**Given records:**
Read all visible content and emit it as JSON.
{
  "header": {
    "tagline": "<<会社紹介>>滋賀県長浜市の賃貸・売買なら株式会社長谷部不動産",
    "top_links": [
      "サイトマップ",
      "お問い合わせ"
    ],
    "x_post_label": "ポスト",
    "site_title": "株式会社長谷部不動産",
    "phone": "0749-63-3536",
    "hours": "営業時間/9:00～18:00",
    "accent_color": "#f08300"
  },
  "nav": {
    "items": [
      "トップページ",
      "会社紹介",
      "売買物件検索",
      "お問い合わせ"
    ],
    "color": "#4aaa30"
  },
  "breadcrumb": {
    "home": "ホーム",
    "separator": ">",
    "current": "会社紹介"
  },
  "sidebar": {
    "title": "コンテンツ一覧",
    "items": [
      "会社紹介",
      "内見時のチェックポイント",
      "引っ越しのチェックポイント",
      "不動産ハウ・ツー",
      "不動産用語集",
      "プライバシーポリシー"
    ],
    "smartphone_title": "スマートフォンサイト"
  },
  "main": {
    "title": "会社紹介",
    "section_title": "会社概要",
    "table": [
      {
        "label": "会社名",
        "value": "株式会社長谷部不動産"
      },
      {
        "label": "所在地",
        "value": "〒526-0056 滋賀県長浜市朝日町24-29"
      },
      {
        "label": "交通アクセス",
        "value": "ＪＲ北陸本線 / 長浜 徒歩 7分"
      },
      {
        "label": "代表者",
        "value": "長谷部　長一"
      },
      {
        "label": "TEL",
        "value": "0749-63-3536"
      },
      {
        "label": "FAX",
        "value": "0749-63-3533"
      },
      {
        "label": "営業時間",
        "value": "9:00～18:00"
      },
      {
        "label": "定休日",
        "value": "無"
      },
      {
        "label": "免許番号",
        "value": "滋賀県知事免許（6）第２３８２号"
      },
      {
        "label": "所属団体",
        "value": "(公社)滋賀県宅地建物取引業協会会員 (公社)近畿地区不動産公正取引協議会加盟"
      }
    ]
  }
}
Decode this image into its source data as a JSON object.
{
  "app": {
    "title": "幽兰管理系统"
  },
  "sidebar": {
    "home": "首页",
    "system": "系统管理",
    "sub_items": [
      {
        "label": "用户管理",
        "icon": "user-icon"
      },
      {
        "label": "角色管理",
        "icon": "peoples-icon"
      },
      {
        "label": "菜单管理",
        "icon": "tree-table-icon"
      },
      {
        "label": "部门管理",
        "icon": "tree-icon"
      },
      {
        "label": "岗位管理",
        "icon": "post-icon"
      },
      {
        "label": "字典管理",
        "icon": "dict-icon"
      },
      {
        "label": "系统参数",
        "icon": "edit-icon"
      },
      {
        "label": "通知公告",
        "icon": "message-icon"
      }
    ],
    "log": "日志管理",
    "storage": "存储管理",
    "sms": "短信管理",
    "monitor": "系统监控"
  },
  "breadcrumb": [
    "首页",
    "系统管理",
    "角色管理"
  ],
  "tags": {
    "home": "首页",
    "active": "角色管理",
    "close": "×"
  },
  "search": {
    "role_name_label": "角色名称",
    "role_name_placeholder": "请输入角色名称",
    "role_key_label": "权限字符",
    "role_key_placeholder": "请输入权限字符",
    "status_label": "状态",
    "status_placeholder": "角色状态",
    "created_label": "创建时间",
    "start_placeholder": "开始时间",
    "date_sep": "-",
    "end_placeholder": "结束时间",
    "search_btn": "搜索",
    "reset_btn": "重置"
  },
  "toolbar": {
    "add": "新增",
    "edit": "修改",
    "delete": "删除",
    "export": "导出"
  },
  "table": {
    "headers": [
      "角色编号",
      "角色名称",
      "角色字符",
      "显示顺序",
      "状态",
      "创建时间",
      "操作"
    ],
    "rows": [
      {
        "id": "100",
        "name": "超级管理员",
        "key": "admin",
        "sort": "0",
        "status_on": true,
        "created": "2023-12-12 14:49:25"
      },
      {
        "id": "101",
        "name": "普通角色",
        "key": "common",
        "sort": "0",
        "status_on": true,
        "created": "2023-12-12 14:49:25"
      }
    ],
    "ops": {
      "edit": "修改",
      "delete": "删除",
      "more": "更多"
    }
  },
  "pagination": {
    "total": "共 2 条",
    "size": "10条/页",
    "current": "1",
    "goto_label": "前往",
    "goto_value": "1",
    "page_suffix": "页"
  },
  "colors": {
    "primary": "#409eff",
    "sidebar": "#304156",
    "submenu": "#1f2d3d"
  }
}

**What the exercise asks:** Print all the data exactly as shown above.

**Output:**
Read all visible content and emit it as JSON.
{
  "header": {
    "tagline": "<<会社紹介>>滋賀県長浜市の賃貸・売買なら株式会社長谷部不動産",
    "top_links": [
      "サイトマップ",
      "お問い合わせ"
    ],
    "x_post_label": "ポスト",
    "site_title": "株式会社長谷部不動産",
    "phone": "0749-63-3536",
    "hours": "営業時間/9:00～18:00",
    "accent_color": "#f08300"
  },
  "nav": {
    "items": [
      "トップページ",
      "会社紹介",
      "売買物件検索",
      "お問い合わせ"
    ],
    "color": "#4aaa30"
  },
  "breadcrumb": {
    "home": "ホーム",
    "separator": ">",
    "current": "会社紹介"
  },
  "sidebar": {
    "title": "コンテンツ一覧",
    "items": [
      "会社紹介",
      "内見時のチェックポイント",
      "引っ越しのチェックポイント",
      "不動産ハウ・ツー",
      "不動産用語集",
      "プライバシーポリシー"
    ],
    "smartphone_title": "スマートフォンサイト"
  },
  "main": {
    "title": "会社紹介",
    "section_title": "会社概要",
    "table": [
      {
        "label": "会社名",
        "value": "株式会社長谷部不動産"
      },
      {
        "label": "所在地",
        "value": "〒526-0056 滋賀県長浜市朝日町24-29"
      },
      {
        "label": "交通アクセス",
        "value": "ＪＲ北陸本線 / 長浜 徒歩 7分"
      },
      {
        "label": "代表者",
        "value": "長谷部　長一"
      },
      {
        "label": "TEL",
        "value": "0749-63-3536"
      },
      {
        "label": "FAX",
        "value": "0749-63-3533"
      },
      {
        "label": "営業時間",
        "value": "9:00～18:00"
      },
      {
        "label": "定休日",
        "value": "無"
      },
      {
        "label": "免許番号",
        "value": "滋賀県知事免許（6）第２３８２号"
      },
      {
        "label": "所属団体",
        "value": "(公社)滋賀県宅地建物取引業協会会員 (公社)近畿地区不動産公正取引協議会加盟"
      }
    ]
  }
}
Decode this image into its source data as a JSON object.
{
  "app": {
    "title": "幽兰管理系统"
  },
  "sidebar": {
    "home": "首页",
    "system": "系统管理",
    "sub_items": [
      {
        "label": "用户管理",
        "icon": "user-icon"
      },
      {
        "label": "角色管理",
        "icon": "peoples-icon"
      },
      {
        "label": "菜单管理",
        "icon": "tree-table-icon"
      },
      {
        "label": "部门管理",
        "icon": "tree-icon"
      },
      {
        "label": "岗位管理",
        "icon": "post-icon"
      },
      {
        "label": "字典管理",
        "icon": "dict-icon"
      },
      {
        "label": "系统参数",
        "icon": "edit-icon"
      },
      {
        "label": "通知公告",
        "icon": "message-icon"
      }
    ],
    "log": "日志管理",
    "storage": "存储管理",
    "sms": "短信管理",
    "monitor": "系统监控"
  },
  "breadcrumb": [
    "首页",
    "系统管理",
    "角色管理"
  ],
  "tags": {
    "home": "首页",
    "active": "角色管理",
    "close": "×"
  },
  "search": {
    "role_name_label": "角色名称",
    "role_name_placeholder": "请输入角色名称",
    "role_key_label": "权限字符",
    "role_key_placeholder": "请输入权限字符",
    "status_label": "状态",
    "status_placeholder": "角色状态",
    "created_label": "创建时间",
    "start_placeholder": "开始时间",
    "date_sep": "-",
    "end_placeholder": "结束时间",
    "search_btn": "搜索",
    "reset_btn": "重置"
  },
  "toolbar": {
    "add": "新增",
    "edit": "修改",
    "delete": "删除",
    "export": "导出"
  },
  "table": {
    "headers": [
      "角色编号",
      "角色名称",
      "角色字符",
      "显示顺序",
      "状态",
      "创建时间",
      "操作"
    ],
    "rows": [
      {
        "id": "100",
        "name": "超级管理员",
        "key": "admin",
        "sort": "0",
        "status_on": true,
        "created": "2023-12-12 14:49:25"
      },
      {
        "id": "101",
        "name": "普通角色",
        "key": "common",
        "sort": "0",
        "status_on": true,
        "created": "2023-12-12 14:49:25"
      }
    ],
    "ops": {
      "edit": "修改",
      "delete": "删除",
      "more": "更多"
    }
  },
  "pagination": {
    "total": "共 2 条",
    "size": "10条/页",
    "current": "1",
    "goto_label": "前往",
    "goto_value": "1",
    "page_suffix": "页"
  },
  "colors": {
    "primary": "#409eff",
    "sidebar": "#304156",
    "submenu": "#1f2d3d"
  }
}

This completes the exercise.